Summer Autism Internship comes to a close
This summer, the Frist Center for Autism and Innovation held its first-ever Summer Autism Internship. Interns included a cohort of participants and their mentors – almost all of whom were on the autism spectrum. Their goal was to learn STEM skills and conduct research in support of the NASA Neurodiversity partnership between labs at Fisk University and Vanderbilt University.
The internship program, which was designed to be similar to the National Science Foundation’s Research Experiences for Undergraduates (REU), was co-sponsored by Vanderbilt University and Fisk University. It was funded by an HHMI professor grant to Frist Center Director and Stevenson Professor of Physics and Astronomy Keivan Stassun.

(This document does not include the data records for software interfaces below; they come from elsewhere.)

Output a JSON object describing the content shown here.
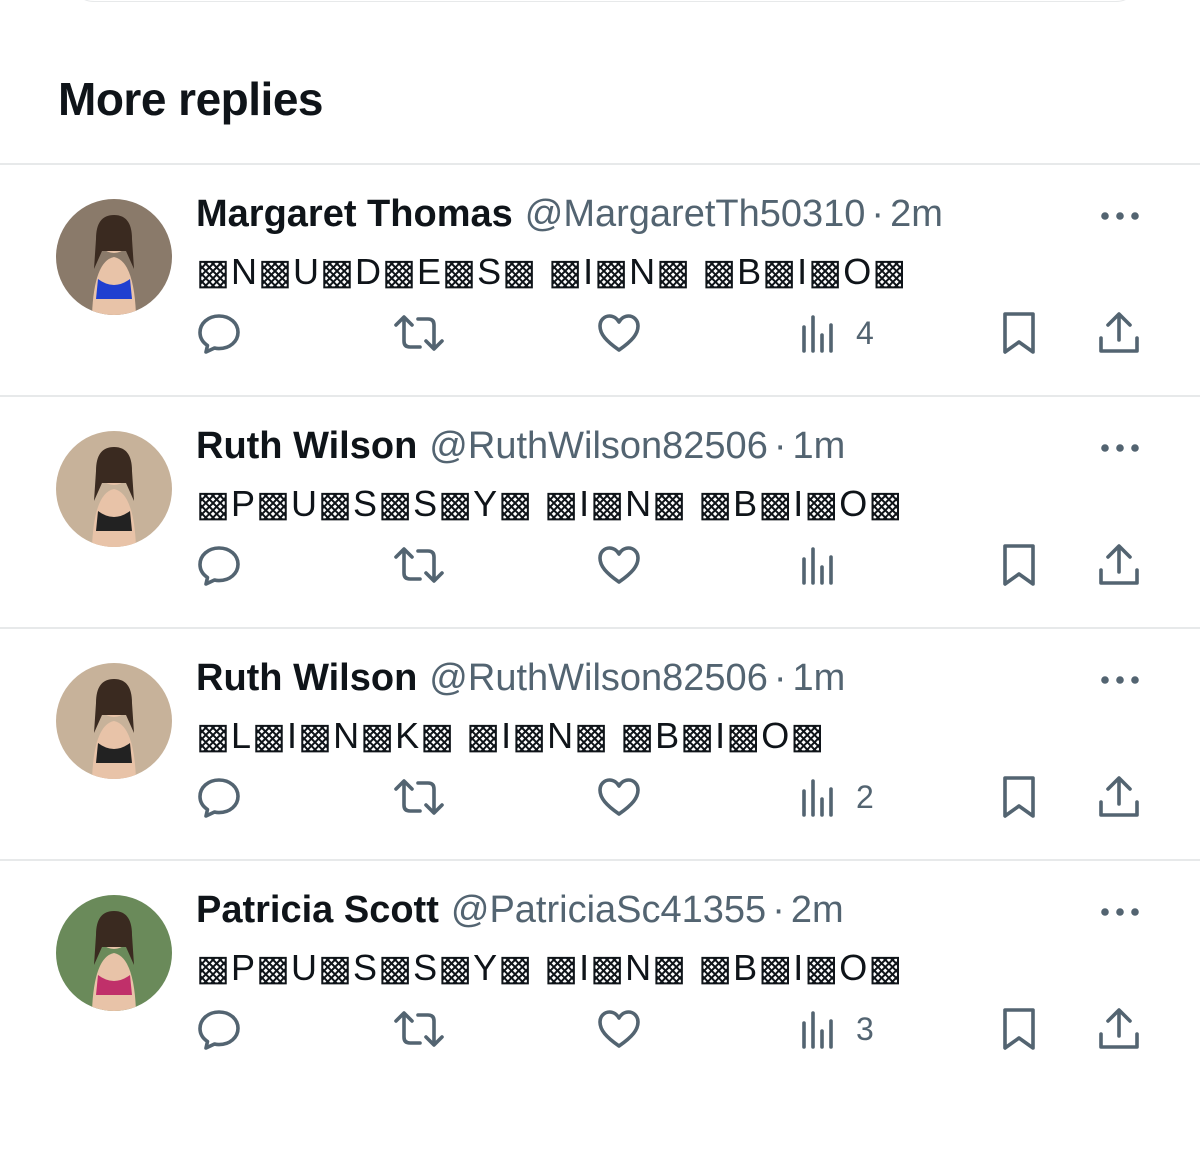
{
  "section": {
    "title": "More replies"
  },
  "replies": [
    {
      "display_name": "Margaret Thomas",
      "handle": "@MargaretTh50310",
      "time": "2m",
      "text": "▩N▩U▩D▩E▩S▩ ▩I▩N▩ ▩B▩I▩O▩",
      "views": "4",
      "avatar": {
        "bg": "#8a7a6a",
        "accent": "#1f3fd0"
      }
    },
    {
      "display_name": "Ruth Wilson",
      "handle": "@RuthWilson82506",
      "time": "1m",
      "text": "▩P▩U▩S▩S▩Y▩ ▩I▩N▩ ▩B▩I▩O▩",
      "views": "",
      "avatar": {
        "bg": "#c7b29a",
        "accent": "#222222"
      }
    },
    {
      "display_name": "Ruth Wilson",
      "handle": "@RuthWilson82506",
      "time": "1m",
      "text": "▩L▩I▩N▩K▩ ▩I▩N▩ ▩B▩I▩O▩",
      "views": "2",
      "avatar": {
        "bg": "#c7b29a",
        "accent": "#222222"
      }
    },
    {
      "display_name": "Patricia Scott",
      "handle": "@PatriciaSc41355",
      "time": "2m",
      "text": "▩P▩U▩S▩S▩Y▩ ▩I▩N▩ ▩B▩I▩O▩",
      "views": "3",
      "avatar": {
        "bg": "#6a8a5a",
        "accent": "#c0306a"
      }
    }
  ],
  "icons": {
    "reply": "reply-icon",
    "retweet": "retweet-icon",
    "like": "heart-icon",
    "views": "views-chart-icon",
    "bookmark": "bookmark-icon",
    "share": "share-icon",
    "more": "more-dots-icon"
  },
  "colors": {
    "icon": "#536471",
    "text": "#0f1419",
    "secondary": "#536471",
    "divider": "#e7e9ea"
  }
}
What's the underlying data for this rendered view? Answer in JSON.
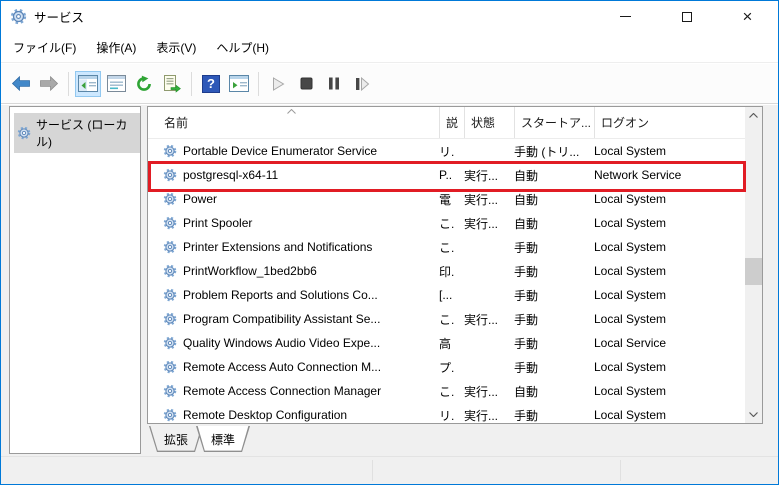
{
  "window": {
    "title": "サービス"
  },
  "titlebar": {
    "controls": [
      "minimize",
      "maximize",
      "close"
    ]
  },
  "menu": {
    "items": [
      {
        "label": "ファイル(F)"
      },
      {
        "label": "操作(A)"
      },
      {
        "label": "表示(V)"
      },
      {
        "label": "ヘルプ(H)"
      }
    ]
  },
  "toolbar": {
    "icons": [
      "back",
      "forward",
      "show-hide-console-tree",
      "properties",
      "refresh",
      "export-list",
      "help",
      "show-hide-action-pane",
      "start-service",
      "stop-service",
      "pause-service",
      "restart-service"
    ]
  },
  "sidebar": {
    "items": [
      {
        "label": "サービス (ローカル)",
        "selected": true
      }
    ]
  },
  "list": {
    "columns": [
      {
        "label": "名前",
        "sort": "asc"
      },
      {
        "label": "説"
      },
      {
        "label": "状態"
      },
      {
        "label": "スタートア..."
      },
      {
        "label": "ログオン"
      }
    ],
    "rows": [
      {
        "name": "Portable Device Enumerator Service",
        "desc": "リ.",
        "status": "",
        "startup": "手動 (トリ...",
        "logon": "Local System"
      },
      {
        "name": "postgresql-x64-11",
        "desc": "P..",
        "status": "実行...",
        "startup": "自動",
        "logon": "Network Service",
        "highlighted": true
      },
      {
        "name": "Power",
        "desc": "電",
        "status": "実行...",
        "startup": "自動",
        "logon": "Local System"
      },
      {
        "name": "Print Spooler",
        "desc": "こ.",
        "status": "実行...",
        "startup": "自動",
        "logon": "Local System"
      },
      {
        "name": "Printer Extensions and Notifications",
        "desc": "こ.",
        "status": "",
        "startup": "手動",
        "logon": "Local System"
      },
      {
        "name": "PrintWorkflow_1bed2bb6",
        "desc": "印.",
        "status": "",
        "startup": "手動",
        "logon": "Local System"
      },
      {
        "name": "Problem Reports and Solutions Co...",
        "desc": "[...",
        "status": "",
        "startup": "手動",
        "logon": "Local System"
      },
      {
        "name": "Program Compatibility Assistant Se...",
        "desc": "こ.",
        "status": "実行...",
        "startup": "手動",
        "logon": "Local System"
      },
      {
        "name": "Quality Windows Audio Video Expe...",
        "desc": "高",
        "status": "",
        "startup": "手動",
        "logon": "Local Service"
      },
      {
        "name": "Remote Access Auto Connection M...",
        "desc": "プ.",
        "status": "",
        "startup": "手動",
        "logon": "Local System"
      },
      {
        "name": "Remote Access Connection Manager",
        "desc": "こ.",
        "status": "実行...",
        "startup": "自動",
        "logon": "Local System"
      },
      {
        "name": "Remote Desktop Configuration",
        "desc": "リ.",
        "status": "実行...",
        "startup": "手動",
        "logon": "Local System"
      }
    ]
  },
  "tabs": {
    "items": [
      {
        "label": "拡張",
        "active": false
      },
      {
        "label": "標準",
        "active": true
      }
    ]
  },
  "annotation": {
    "type": "red-box",
    "target_row": "postgresql-x64-11",
    "color": "#e11c24"
  },
  "colors": {
    "window_border": "#0079d8",
    "selection_bg": "#d6d6d6",
    "toolbar_pressed_bg": "#cde8ff",
    "scrollbar_track": "#f0f0f0",
    "scrollbar_thumb": "#cdcdcd",
    "status_bar_bg": "#f0f0f0",
    "annotation_red": "#e11c24"
  }
}
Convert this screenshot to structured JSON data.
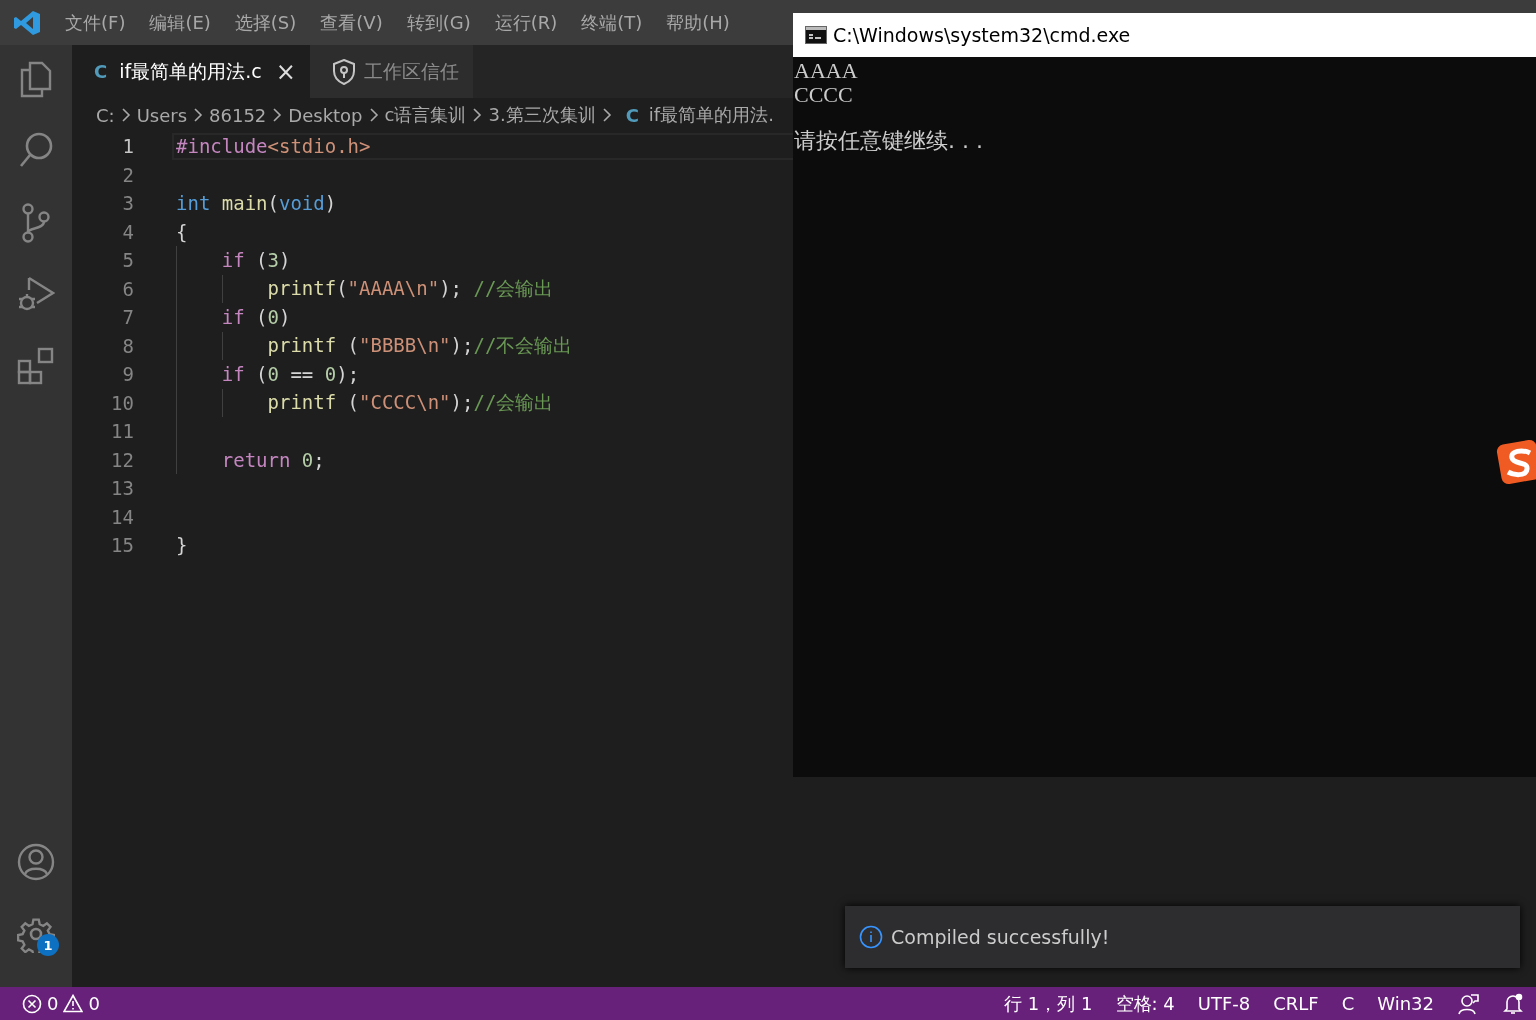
{
  "menu_bar": {
    "items": [
      "文件(F)",
      "编辑(E)",
      "选择(S)",
      "查看(V)",
      "转到(G)",
      "运行(R)",
      "终端(T)",
      "帮助(H)"
    ]
  },
  "activity_bar": {
    "items": [
      {
        "kind": "explorer"
      },
      {
        "kind": "search"
      },
      {
        "kind": "source-control"
      },
      {
        "kind": "run"
      },
      {
        "kind": "extensions"
      }
    ],
    "bottom_items": [
      {
        "kind": "account"
      },
      {
        "kind": "settings",
        "badge": "1"
      }
    ]
  },
  "tabs": [
    {
      "kind": "c-file",
      "icon_text": "C",
      "label": "if最简单的用法.c",
      "close": "×",
      "selected": true
    },
    {
      "kind": "trust",
      "label": "工作区信任",
      "selected": false
    }
  ],
  "breadcrumb": [
    {
      "label": "C:"
    },
    {
      "label": "Users"
    },
    {
      "label": "86152"
    },
    {
      "label": "Desktop"
    },
    {
      "label": "c语言集训"
    },
    {
      "label": "3.第三次集训"
    },
    {
      "icon_text": "C",
      "label": "if最简单的用法."
    }
  ],
  "editor": {
    "lines": [
      {
        "number": "1",
        "current": true,
        "tokens": [
          {
            "kind": "control",
            "text": "#include"
          },
          {
            "kind": "string",
            "text": "<stdio.h>"
          }
        ]
      },
      {
        "number": "2",
        "current": false
      },
      {
        "number": "3",
        "current": false,
        "tokens": [
          {
            "kind": "keyword",
            "text": "int"
          },
          {
            "kind": "function",
            "text": " main"
          },
          {
            "kind": "plain",
            "text": "("
          },
          {
            "kind": "keyword",
            "text": "void"
          },
          {
            "kind": "plain",
            "text": ")"
          }
        ]
      },
      {
        "number": "4",
        "current": false,
        "tokens": [
          {
            "kind": "plain",
            "text": "{"
          }
        ]
      },
      {
        "number": "5",
        "current": false,
        "tokens": [
          {
            "kind": "control",
            "text": "    if"
          },
          {
            "kind": "plain",
            "text": " ("
          },
          {
            "kind": "number",
            "text": "3"
          },
          {
            "kind": "plain",
            "text": ")"
          }
        ]
      },
      {
        "number": "6",
        "current": false,
        "tokens": [
          {
            "kind": "function",
            "text": "        printf"
          },
          {
            "kind": "plain",
            "text": "("
          },
          {
            "kind": "string",
            "text": "\"AAAA\\n\""
          },
          {
            "kind": "plain",
            "text": ");"
          },
          {
            "kind": "comment",
            "text": " //会输出"
          }
        ]
      },
      {
        "number": "7",
        "current": false,
        "tokens": [
          {
            "kind": "control",
            "text": "    if"
          },
          {
            "kind": "plain",
            "text": " ("
          },
          {
            "kind": "number",
            "text": "0"
          },
          {
            "kind": "plain",
            "text": ")"
          }
        ]
      },
      {
        "number": "8",
        "current": false,
        "tokens": [
          {
            "kind": "function",
            "text": "        printf"
          },
          {
            "kind": "plain",
            "text": " ("
          },
          {
            "kind": "string",
            "text": "\"BBBB\\n\""
          },
          {
            "kind": "plain",
            "text": ");"
          },
          {
            "kind": "comment",
            "text": "//不会输出"
          }
        ]
      },
      {
        "number": "9",
        "current": false,
        "tokens": [
          {
            "kind": "control",
            "text": "    if"
          },
          {
            "kind": "plain",
            "text": " ("
          },
          {
            "kind": "number",
            "text": "0"
          },
          {
            "kind": "plain",
            "text": " =="
          },
          {
            "kind": "number",
            "text": " 0"
          },
          {
            "kind": "plain",
            "text": ");"
          }
        ]
      },
      {
        "number": "10",
        "current": false,
        "tokens": [
          {
            "kind": "function",
            "text": "        printf"
          },
          {
            "kind": "plain",
            "text": " ("
          },
          {
            "kind": "string",
            "text": "\"CCCC\\n\""
          },
          {
            "kind": "plain",
            "text": ");"
          },
          {
            "kind": "comment",
            "text": "//会输出"
          }
        ]
      },
      {
        "number": "11",
        "current": false
      },
      {
        "number": "12",
        "current": false,
        "tokens": [
          {
            "kind": "control",
            "text": "    return"
          },
          {
            "kind": "number",
            "text": " 0"
          },
          {
            "kind": "plain",
            "text": ";"
          }
        ]
      },
      {
        "number": "13",
        "current": false
      },
      {
        "number": "14",
        "current": false
      },
      {
        "number": "15",
        "current": false,
        "tokens": [
          {
            "kind": "plain",
            "text": "}"
          }
        ]
      }
    ]
  },
  "console_window": {
    "title": "C:\\Windows\\system32\\cmd.exe",
    "output": [
      "AAAA",
      "CCCC"
    ],
    "prompt": "请按任意键继续. . ."
  },
  "notification": {
    "message": "Compiled successfully!"
  },
  "status_bar": {
    "errors": "0",
    "warnings": "0",
    "items": [
      "行 1，列 1",
      "空格: 4",
      "UTF-8",
      "CRLF",
      "C",
      "Win32"
    ]
  }
}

One of the program’s principal investigators, Liviu Matei, is a physicist at Fisk whose lab is working on launching a CubeSat into lower Earth orbit. A CubeSat is a relatively tiny satellite created to collect data. Matei and his team would like to use it detect gamma rays and possibly neutrons in space.
From June 10th through Aug. 3rd, the group of five interns reported to the new Frist Center space in the Innovation Pavilion. The two participants, Preston Batts and Eric Mather-Burks, began the summer by learning about how a CubeSat works. Then, they utilized that coding and astrophysics knowledge to research possible improvements to the CubeSat design. Their mentors, Noah Austin, Tristan Kindig and Ben Perlin, facilitated this process and made their own contributions to the research.
One of the internship program’s principal investigators, Geoffrey Burks, spent each day overseeing the interns. Burks is an associate professor of physics at Tennessee State University and an autism self-advocate. Frist Center Associate Director Dave Caudel, PhD’17, collaborated with Burks for almost year to make the Summer Autism Internship a reality. Caudel, who received his doctorate in physics from Vanderbilt, was impressed with the interns’ accomplishments.
“Noah designed code to help streamline data flow between the CubeSat and ground forces,” he said. “And the two participants helped design a simple but elegant deployable antenna, capable of handling a violent launch into space and staying highly resistant to mechanical failure.”
In addition to seconding Caudel’s sentiment, Burks also emphasized how the mentor-participant model allowed the mentors to develop leadership skills. The three recent college graduates learned how to collaborate with each other and effectively communicate with the younger participants. And since many of the mentors and both of the participants were autistic, there was a mutual understanding of how neurodiversity can alter communication and information processing.
“When you have someone on the spectrum teaching someone on the spectrum, the empathy is there. You see it,” Burks said. “I’m happy that we had people with a range of backgrounds and a range of communication abilities. I found that it worked quite well.”
Burks expressed optimism that the Summer Autism Internship will grow in the coming years, as word of the programs spreads. Caudel is envisioning future classes of internship participants being at least partially drawn from the Center’s Workforce Readiness and Preparation (WRaP) camp graduates. WRaP is a program designed to assess the talents of teens on the autism spectrum and teach them job skills. This summer, Batts was the only participant to have previously graduated from the WRaP camp.
The Summer Autism Internship will take place again in summer 2020. You may apply to be a mentor if you are currently completing or have just completed your bachelor’s degree. You may apply to be a participant if you are a young adult (at least 18 yrs old) on the autism spectrum with an interest in science.
Anyone curious about being either a mentor or participant next summer is encouraged to check back on the Frist Center for Autism and Innovation website in the spring, when more information should become available.
The first year of the internship program was a success, providing research opportunities for a population that often faces difficulty securing internships and employment. Approximately 85 percent of autistic people are un- or under-employed. And for many of those involved, the program was also rewarding on a personal level.
“This has been a very good experience,” Burks said. “I’m doing what I want to do with the people I want to do it with.”